#### Required action:
If a line in the records below holds the word "title", copy it.

#### Task input:
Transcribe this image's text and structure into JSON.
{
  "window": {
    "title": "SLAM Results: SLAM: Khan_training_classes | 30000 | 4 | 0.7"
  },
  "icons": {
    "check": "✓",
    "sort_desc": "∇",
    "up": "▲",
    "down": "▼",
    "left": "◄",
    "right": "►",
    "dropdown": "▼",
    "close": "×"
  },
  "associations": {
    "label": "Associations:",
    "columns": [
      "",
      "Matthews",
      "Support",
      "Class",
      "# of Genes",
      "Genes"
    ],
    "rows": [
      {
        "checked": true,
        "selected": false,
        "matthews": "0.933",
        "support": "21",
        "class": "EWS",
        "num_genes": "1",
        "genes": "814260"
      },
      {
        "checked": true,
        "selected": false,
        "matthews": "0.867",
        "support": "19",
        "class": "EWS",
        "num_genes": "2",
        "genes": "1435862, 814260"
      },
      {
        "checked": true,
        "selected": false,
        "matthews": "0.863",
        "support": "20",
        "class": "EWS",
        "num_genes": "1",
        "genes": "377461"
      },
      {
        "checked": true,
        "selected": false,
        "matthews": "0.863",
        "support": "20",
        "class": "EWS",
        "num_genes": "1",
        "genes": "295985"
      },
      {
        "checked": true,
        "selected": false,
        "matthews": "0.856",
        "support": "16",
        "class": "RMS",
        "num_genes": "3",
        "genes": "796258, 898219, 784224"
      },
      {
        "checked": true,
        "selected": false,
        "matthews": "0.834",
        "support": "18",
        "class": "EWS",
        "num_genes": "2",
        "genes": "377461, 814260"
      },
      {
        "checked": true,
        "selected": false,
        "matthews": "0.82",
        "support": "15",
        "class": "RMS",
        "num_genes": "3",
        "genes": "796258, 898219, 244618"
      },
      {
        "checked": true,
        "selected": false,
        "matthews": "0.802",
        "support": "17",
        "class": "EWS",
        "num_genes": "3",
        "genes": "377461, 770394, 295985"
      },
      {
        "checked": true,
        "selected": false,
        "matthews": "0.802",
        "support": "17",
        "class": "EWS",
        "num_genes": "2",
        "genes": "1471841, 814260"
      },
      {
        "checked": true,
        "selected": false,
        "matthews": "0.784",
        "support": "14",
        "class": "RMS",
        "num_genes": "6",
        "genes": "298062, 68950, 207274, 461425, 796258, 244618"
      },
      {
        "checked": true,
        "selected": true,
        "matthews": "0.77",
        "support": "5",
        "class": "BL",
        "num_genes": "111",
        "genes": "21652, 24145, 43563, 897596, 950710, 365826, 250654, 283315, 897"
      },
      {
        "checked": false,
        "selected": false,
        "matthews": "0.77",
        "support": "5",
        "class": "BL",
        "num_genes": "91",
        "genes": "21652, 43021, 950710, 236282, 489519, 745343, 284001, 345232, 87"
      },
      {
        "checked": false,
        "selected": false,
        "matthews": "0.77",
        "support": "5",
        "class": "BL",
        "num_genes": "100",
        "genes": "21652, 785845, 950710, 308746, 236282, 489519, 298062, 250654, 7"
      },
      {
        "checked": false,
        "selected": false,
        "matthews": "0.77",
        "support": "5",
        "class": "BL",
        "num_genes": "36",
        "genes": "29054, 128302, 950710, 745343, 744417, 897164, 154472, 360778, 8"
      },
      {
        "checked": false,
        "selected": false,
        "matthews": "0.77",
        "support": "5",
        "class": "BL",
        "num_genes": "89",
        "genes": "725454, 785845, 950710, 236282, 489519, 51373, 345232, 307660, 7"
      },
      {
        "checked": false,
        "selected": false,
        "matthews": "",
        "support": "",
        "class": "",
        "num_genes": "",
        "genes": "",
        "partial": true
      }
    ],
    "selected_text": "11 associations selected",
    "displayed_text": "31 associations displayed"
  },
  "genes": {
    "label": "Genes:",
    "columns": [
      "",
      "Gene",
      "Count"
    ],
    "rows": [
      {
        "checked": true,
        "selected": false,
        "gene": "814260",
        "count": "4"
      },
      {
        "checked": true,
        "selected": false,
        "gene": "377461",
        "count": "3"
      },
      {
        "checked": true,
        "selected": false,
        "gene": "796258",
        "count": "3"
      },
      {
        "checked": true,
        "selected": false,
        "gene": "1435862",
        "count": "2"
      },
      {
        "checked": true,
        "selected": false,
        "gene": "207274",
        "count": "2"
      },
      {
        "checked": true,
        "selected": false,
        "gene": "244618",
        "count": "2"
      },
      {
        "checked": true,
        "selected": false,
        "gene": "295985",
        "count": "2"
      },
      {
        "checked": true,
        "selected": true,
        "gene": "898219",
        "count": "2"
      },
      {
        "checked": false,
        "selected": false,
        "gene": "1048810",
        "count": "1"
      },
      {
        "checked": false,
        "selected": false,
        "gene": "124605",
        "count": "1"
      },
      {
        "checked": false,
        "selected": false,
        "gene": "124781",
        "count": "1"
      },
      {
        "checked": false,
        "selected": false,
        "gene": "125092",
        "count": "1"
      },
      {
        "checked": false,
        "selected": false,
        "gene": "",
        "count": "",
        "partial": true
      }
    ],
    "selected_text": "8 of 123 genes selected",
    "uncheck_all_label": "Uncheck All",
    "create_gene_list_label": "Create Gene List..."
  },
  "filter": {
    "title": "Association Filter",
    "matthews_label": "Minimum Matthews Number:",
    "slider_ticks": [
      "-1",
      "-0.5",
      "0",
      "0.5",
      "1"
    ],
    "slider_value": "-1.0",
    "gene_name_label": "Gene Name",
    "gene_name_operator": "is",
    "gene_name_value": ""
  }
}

#### Solution to this task:
    "title": "SLAM Results: SLAM: Khan_training_classes | 30000 | 4 | 0.7"
    "title": "Association Filter",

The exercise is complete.